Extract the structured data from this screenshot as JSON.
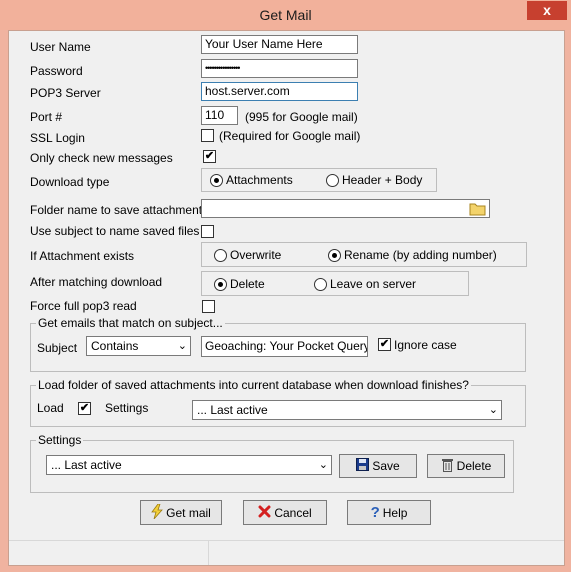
{
  "window": {
    "title": "Get Mail",
    "close_glyph": "x"
  },
  "form": {
    "user_name": {
      "label": "User Name",
      "value": "Your User Name Here"
    },
    "password": {
      "label": "Password",
      "value": "••••••••••••••••"
    },
    "pop3_server": {
      "label": "POP3 Server",
      "value": "host.server.com"
    },
    "port": {
      "label": "Port #",
      "value": "110",
      "hint": "(995 for Google mail)"
    },
    "ssl_login": {
      "label": "SSL Login",
      "checked": false,
      "hint": "(Required for Google mail)"
    },
    "only_new": {
      "label": "Only check new messages",
      "checked": true
    },
    "download_type": {
      "label": "Download type",
      "options": [
        "Attachments",
        "Header + Body"
      ],
      "selected": "Attachments"
    },
    "folder_name": {
      "label": "Folder name to save attachments",
      "value": ""
    },
    "use_subject": {
      "label": "Use subject to name saved files",
      "checked": false
    },
    "if_attachment_exists": {
      "label": "If Attachment exists",
      "options": [
        "Overwrite",
        "Rename (by adding number)"
      ],
      "selected": "Rename (by adding number)"
    },
    "after_matching": {
      "label": "After matching download",
      "options": [
        "Delete",
        "Leave on server"
      ],
      "selected": "Delete"
    },
    "force_full": {
      "label": "Force full pop3 read",
      "checked": false
    }
  },
  "subject_group": {
    "title": "Get emails that match on subject...",
    "subject_label": "Subject",
    "operator": "Contains",
    "value": "Geoaching: Your Pocket Query",
    "ignore_case_label": "Ignore case",
    "ignore_case": true
  },
  "load_group": {
    "title": "Load folder of saved attachments into current database when download finishes?",
    "load_label": "Load",
    "load_checked": true,
    "settings_label": "Settings",
    "settings_value": "... Last active"
  },
  "settings_group": {
    "title": "Settings",
    "value": "... Last active",
    "save_label": "Save",
    "delete_label": "Delete"
  },
  "buttons": {
    "get_mail": "Get mail",
    "cancel": "Cancel",
    "help": "Help"
  },
  "icons": {
    "folder": "folder-icon",
    "save": "floppy-disk-icon",
    "delete": "trash-icon",
    "get_mail": "lightning-icon",
    "cancel": "red-x-icon",
    "help": "question-icon"
  },
  "colors": {
    "titlebar": "#f2b19b",
    "close": "#c7402f",
    "client": "#f0f0f0"
  }
}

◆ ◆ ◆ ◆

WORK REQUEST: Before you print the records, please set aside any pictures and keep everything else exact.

ANSWER TO THE EXERCISE:
Extract the structured data from this screenshot as JSON.
{
  "window": {
    "title": "Get Mail",
    "close_glyph": "x"
  },
  "form": {
    "user_name": {
      "label": "User Name",
      "value": "Your User Name Here"
    },
    "password": {
      "label": "Password",
      "value": "••••••••••••••••"
    },
    "pop3_server": {
      "label": "POP3 Server",
      "value": "host.server.com"
    },
    "port": {
      "label": "Port #",
      "value": "110",
      "hint": "(995 for Google mail)"
    },
    "ssl_login": {
      "label": "SSL Login",
      "checked": false,
      "hint": "(Required for Google mail)"
    },
    "only_new": {
      "label": "Only check new messages",
      "checked": true
    },
    "download_type": {
      "label": "Download type",
      "options": [
        "Attachments",
        "Header + Body"
      ],
      "selected": "Attachments"
    },
    "folder_name": {
      "label": "Folder name to save attachments",
      "value": ""
    },
    "use_subject": {
      "label": "Use subject to name saved files",
      "checked": false
    },
    "if_attachment_exists": {
      "label": "If Attachment exists",
      "options": [
        "Overwrite",
        "Rename (by adding number)"
      ],
      "selected": "Rename (by adding number)"
    },
    "after_matching": {
      "label": "After matching download",
      "options": [
        "Delete",
        "Leave on server"
      ],
      "selected": "Delete"
    },
    "force_full": {
      "label": "Force full pop3 read",
      "checked": false
    }
  },
  "subject_group": {
    "title": "Get emails that match on subject...",
    "subject_label": "Subject",
    "operator": "Contains",
    "value": "Geoaching: Your Pocket Query",
    "ignore_case_label": "Ignore case",
    "ignore_case": true
  },
  "load_group": {
    "title": "Load folder of saved attachments into current database when download finishes?",
    "load_label": "Load",
    "load_checked": true,
    "settings_label": "Settings",
    "settings_value": "... Last active"
  },
  "settings_group": {
    "title": "Settings",
    "value": "... Last active",
    "save_label": "Save",
    "delete_label": "Delete"
  },
  "buttons": {
    "get_mail": "Get mail",
    "cancel": "Cancel",
    "help": "Help"
  },
  "icons": {
    "folder": "folder-icon",
    "save": "floppy-disk-icon",
    "delete": "trash-icon",
    "get_mail": "lightning-icon",
    "cancel": "red-x-icon",
    "help": "question-icon"
  },
  "colors": {
    "titlebar": "#f2b19b",
    "close": "#c7402f",
    "client": "#f0f0f0"
  }
}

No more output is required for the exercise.